═════ EXERCISE MATERIAL
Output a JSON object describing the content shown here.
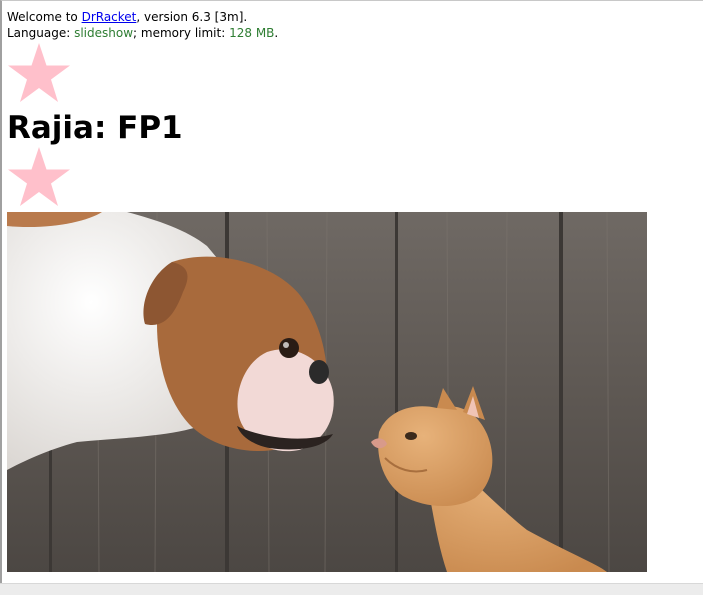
{
  "repl": {
    "welcome_prefix": "Welcome to ",
    "app_link": "DrRacket",
    "version_text": ", version 6.3 [3m].",
    "language_prefix": "Language: ",
    "language": "slideshow",
    "memory_prefix": "; memory limit: ",
    "memory_value": "128 MB",
    "memory_suffix": "."
  },
  "slide": {
    "title": "Rajia: FP1",
    "star_color": "#ffc0cb",
    "image_icon": "dog-and-cat-photo"
  }
}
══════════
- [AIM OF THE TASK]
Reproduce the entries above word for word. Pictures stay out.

- [RESULT]
Output a JSON object describing the content shown here.
{
  "repl": {
    "welcome_prefix": "Welcome to ",
    "app_link": "DrRacket",
    "version_text": ", version 6.3 [3m].",
    "language_prefix": "Language: ",
    "language": "slideshow",
    "memory_prefix": "; memory limit: ",
    "memory_value": "128 MB",
    "memory_suffix": "."
  },
  "slide": {
    "title": "Rajia: FP1",
    "star_color": "#ffc0cb",
    "image_icon": "dog-and-cat-photo"
  }
}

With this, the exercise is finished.